- Attachment Narrative Therapy which has operationalised this thinking to provide innovative interventions to children and their families
This workshop will adopt a radical and experimental stance offering a critique of the over emphasis of analyses of parenting as a dyadic process. Evidence will be offered to suggest that triadic processes, especially conflicts and stress in the parental relationship contribute the most significant component in the development of children’ security. The Dynamic Model of Attachment (DMM) will be employed to illustrate how children’s options for adapting to dangers are shaped by the parental dynamics and the child’s entanglement in these.
Part 1: Days 1 and 2 will outline the theory, illustrated with clinical examples and applications from Attachment Narrative Therapy (ANT) which incorporates the concepts and measures employed. We will also present a newly developed and experimental family attachment interview which will focus on relationships from a systemic and family point of view rather than a dyadic one.
Participants will have the opportunity to try out the interview between Parts 1 and 2. They will be supported by 2 optional drop-in online sessions offered on 16th January 2024 and 13th Feb 2024, 4.30 – 6pm.
Part 2: Days 3 and 4
Interviews and excerpts provided by participants will be selected by the course facilitators to look at over these 2 days in a workshop format. In the unlikely event of insufficient participant material being provided the facilitators will use their own existing material.
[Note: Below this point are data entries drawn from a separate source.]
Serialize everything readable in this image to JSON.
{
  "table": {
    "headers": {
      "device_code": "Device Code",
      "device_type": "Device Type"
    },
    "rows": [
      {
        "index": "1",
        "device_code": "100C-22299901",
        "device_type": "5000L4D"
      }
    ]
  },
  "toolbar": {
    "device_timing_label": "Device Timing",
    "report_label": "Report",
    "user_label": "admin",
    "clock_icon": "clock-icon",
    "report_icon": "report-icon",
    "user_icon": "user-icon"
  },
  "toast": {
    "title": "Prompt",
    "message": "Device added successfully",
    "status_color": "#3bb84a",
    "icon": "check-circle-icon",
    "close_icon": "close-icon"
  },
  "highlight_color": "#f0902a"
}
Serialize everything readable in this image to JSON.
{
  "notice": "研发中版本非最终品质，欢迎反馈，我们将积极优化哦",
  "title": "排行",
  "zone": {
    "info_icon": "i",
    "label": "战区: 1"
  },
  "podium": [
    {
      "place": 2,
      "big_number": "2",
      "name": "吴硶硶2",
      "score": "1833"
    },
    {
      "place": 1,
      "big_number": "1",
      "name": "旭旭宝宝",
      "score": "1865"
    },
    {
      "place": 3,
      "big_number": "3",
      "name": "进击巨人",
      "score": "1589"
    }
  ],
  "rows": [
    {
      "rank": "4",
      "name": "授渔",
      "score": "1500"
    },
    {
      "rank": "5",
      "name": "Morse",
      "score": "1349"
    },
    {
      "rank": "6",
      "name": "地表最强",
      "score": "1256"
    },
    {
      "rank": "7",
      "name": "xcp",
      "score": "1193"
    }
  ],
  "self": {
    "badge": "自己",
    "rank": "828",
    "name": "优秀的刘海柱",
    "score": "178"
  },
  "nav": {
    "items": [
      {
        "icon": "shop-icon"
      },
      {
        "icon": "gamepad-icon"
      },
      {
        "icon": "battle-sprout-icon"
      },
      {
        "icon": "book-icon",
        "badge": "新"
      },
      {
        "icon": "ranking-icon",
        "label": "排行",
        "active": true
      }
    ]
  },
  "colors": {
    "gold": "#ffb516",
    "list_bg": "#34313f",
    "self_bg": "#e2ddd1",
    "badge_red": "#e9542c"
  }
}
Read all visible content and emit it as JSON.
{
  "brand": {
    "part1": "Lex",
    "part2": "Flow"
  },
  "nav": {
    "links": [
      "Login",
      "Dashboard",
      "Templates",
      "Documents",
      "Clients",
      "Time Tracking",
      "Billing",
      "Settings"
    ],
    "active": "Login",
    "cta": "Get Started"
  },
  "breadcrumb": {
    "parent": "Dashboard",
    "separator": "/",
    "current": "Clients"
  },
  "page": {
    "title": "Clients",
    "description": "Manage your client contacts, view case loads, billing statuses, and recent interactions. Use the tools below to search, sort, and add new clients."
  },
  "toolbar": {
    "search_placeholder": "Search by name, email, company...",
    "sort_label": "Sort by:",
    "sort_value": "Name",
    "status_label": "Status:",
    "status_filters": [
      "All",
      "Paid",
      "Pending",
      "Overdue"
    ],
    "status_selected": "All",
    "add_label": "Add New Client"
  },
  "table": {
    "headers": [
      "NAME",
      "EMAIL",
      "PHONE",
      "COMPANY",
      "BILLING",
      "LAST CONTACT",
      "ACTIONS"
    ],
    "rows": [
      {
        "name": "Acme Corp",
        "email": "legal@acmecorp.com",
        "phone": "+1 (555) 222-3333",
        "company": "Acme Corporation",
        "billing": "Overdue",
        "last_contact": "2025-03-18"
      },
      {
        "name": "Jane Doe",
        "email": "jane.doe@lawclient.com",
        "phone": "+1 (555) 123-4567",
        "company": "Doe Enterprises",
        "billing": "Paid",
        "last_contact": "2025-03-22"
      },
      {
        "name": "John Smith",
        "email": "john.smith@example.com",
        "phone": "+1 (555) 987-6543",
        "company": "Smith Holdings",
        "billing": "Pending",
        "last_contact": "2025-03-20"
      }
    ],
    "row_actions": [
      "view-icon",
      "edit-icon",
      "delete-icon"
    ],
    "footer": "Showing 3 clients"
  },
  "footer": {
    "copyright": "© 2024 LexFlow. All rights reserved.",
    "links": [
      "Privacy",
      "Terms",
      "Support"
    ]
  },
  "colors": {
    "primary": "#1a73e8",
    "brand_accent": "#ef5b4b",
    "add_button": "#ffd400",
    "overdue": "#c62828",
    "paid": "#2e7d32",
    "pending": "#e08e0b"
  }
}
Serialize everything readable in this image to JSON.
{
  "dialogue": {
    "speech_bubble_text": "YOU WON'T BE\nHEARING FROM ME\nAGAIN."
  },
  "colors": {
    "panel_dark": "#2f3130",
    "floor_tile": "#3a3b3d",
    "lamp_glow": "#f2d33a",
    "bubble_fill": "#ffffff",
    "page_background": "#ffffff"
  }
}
These interviews will be analysed using an adapted version of the MotC coding system to develop a truly systemic understanding of caregiving and attachment in a family. Clinical intervention(s) and implications will be discussed as well as an evaluation of the opportunities and drawbacks provided by the new interview/method.
Dr Ben Grey is a Principal Lecturer for Research on the Doctoral programme in Clinical Psychology at the University of Hertfordshire. He is former director of the pioneering Attachment Theory, Research and Practice postgraduate programme at the University of Roehampton. He led the development of the Meaning of the Child Interview (MotC) and published widely in this field. He has over 25 year’s experience of assessment and consultation using attachment methods and procedures in Family Court, Adoption and Child Welfare settings. He is co-director of Cambridge Centre for Attachment (www.attachment.services).
Prof. Rudi Dallos is Emeritus professor of clinical psychology at the University of Plymouth, UK where he continues to engage in teaching, research and supervision. He has worked as a family therapist for over 40 years and currently has a private practice where he sees families and offers clinical supervision. He has developed a systemic approach – Attachment Narrative Therapy (ANT) which integrates ideas form narrative, attachment theory and systemic therapy. Over the last five years he has specialised in work with families and schools where a child has a diagnosis of autism. He has published a variety of papers and currently is editor of the journal Human Systems, Attachment, Culture and Change. He has written several books including An Introduction to Family Therapy, Attachment Narrative Therapy, Don’t Blame the Parents: Positive Intentions, Scripts and Change in Family Therapy and, most recently, Applications of Attachment Narrative Therapy.